- ACTION ITEM -
Print each entry in full, word for word, with no pictures in the result.

*** PROVIDED INFORMATION Section Begins ***

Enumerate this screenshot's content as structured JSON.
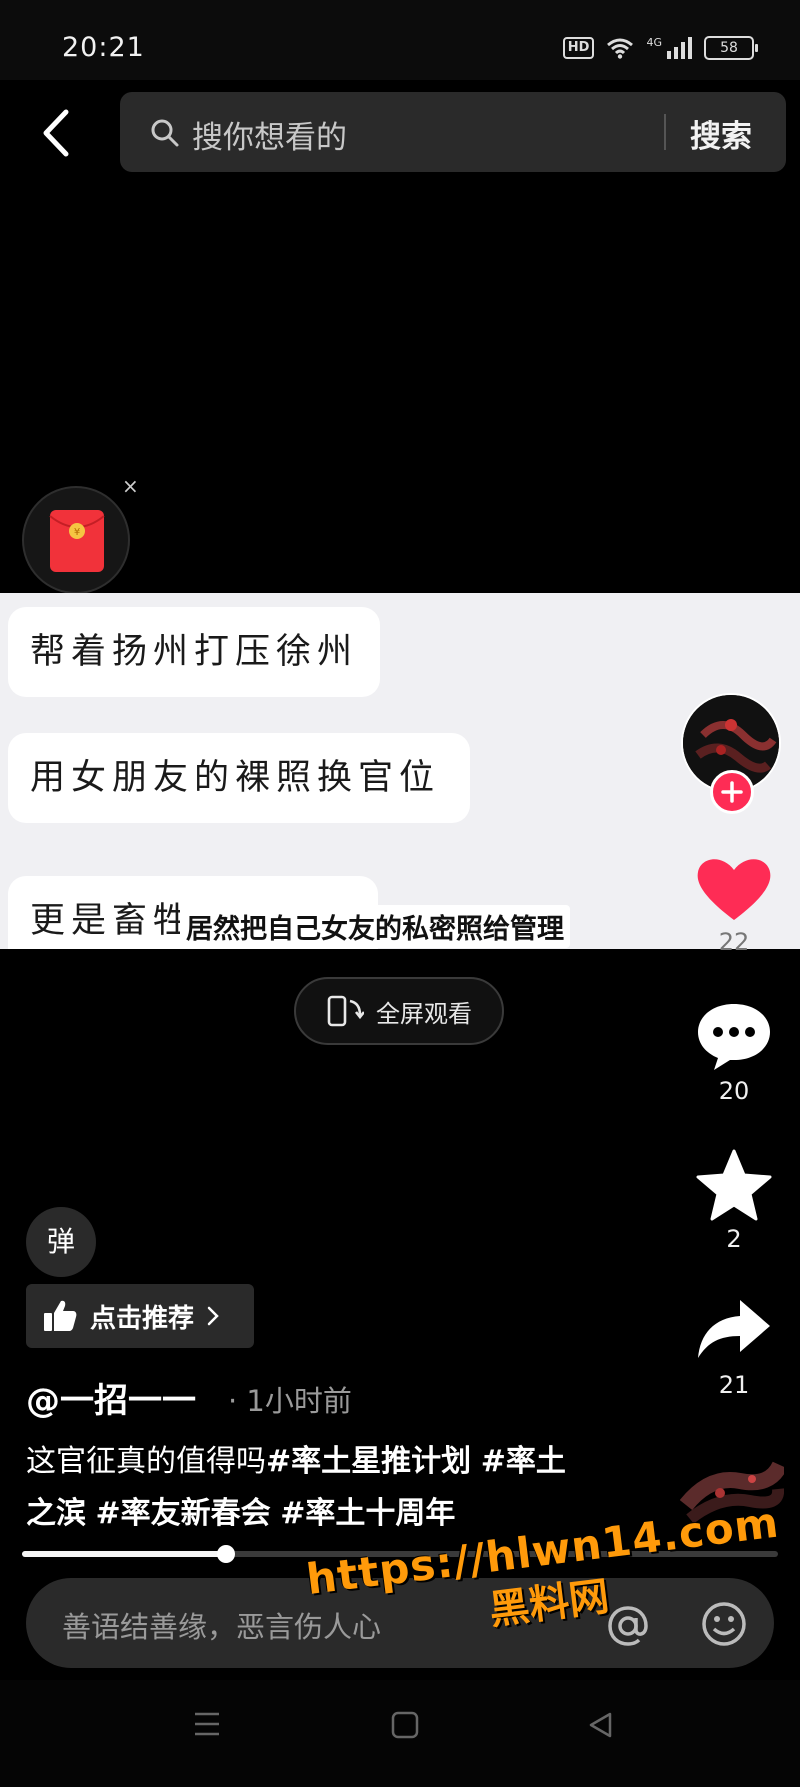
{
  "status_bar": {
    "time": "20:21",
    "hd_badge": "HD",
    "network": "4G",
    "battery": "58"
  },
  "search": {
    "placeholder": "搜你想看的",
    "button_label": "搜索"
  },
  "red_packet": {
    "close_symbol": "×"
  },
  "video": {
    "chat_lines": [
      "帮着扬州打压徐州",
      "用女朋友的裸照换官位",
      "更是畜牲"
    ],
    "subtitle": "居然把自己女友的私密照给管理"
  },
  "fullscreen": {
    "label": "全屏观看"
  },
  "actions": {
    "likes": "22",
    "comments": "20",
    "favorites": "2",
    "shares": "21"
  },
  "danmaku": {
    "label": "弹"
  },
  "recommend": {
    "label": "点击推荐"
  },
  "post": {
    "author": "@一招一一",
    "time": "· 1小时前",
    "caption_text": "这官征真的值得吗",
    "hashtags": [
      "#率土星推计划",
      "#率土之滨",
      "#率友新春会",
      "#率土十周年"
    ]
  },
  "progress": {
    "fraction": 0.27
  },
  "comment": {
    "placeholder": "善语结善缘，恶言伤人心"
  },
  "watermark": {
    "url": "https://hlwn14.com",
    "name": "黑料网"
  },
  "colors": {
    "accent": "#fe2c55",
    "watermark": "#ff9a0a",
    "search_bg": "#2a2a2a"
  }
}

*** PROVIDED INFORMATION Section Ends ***

- EXPECTED ANSWER -
Enumerate this screenshot's content as structured JSON.
{
  "status_bar": {
    "time": "20:21",
    "hd_badge": "HD",
    "network": "4G",
    "battery": "58"
  },
  "search": {
    "placeholder": "搜你想看的",
    "button_label": "搜索"
  },
  "red_packet": {
    "close_symbol": "×"
  },
  "video": {
    "chat_lines": [
      "帮着扬州打压徐州",
      "用女朋友的裸照换官位",
      "更是畜牲"
    ],
    "subtitle": "居然把自己女友的私密照给管理"
  },
  "fullscreen": {
    "label": "全屏观看"
  },
  "actions": {
    "likes": "22",
    "comments": "20",
    "favorites": "2",
    "shares": "21"
  },
  "danmaku": {
    "label": "弹"
  },
  "recommend": {
    "label": "点击推荐"
  },
  "post": {
    "author": "@一招一一",
    "time": "· 1小时前",
    "caption_text": "这官征真的值得吗",
    "hashtags": [
      "#率土星推计划",
      "#率土之滨",
      "#率友新春会",
      "#率土十周年"
    ]
  },
  "progress": {
    "fraction": 0.27
  },
  "comment": {
    "placeholder": "善语结善缘，恶言伤人心"
  },
  "watermark": {
    "url": "https://hlwn14.com",
    "name": "黑料网"
  },
  "colors": {
    "accent": "#fe2c55",
    "watermark": "#ff9a0a",
    "search_bg": "#2a2a2a"
  }
}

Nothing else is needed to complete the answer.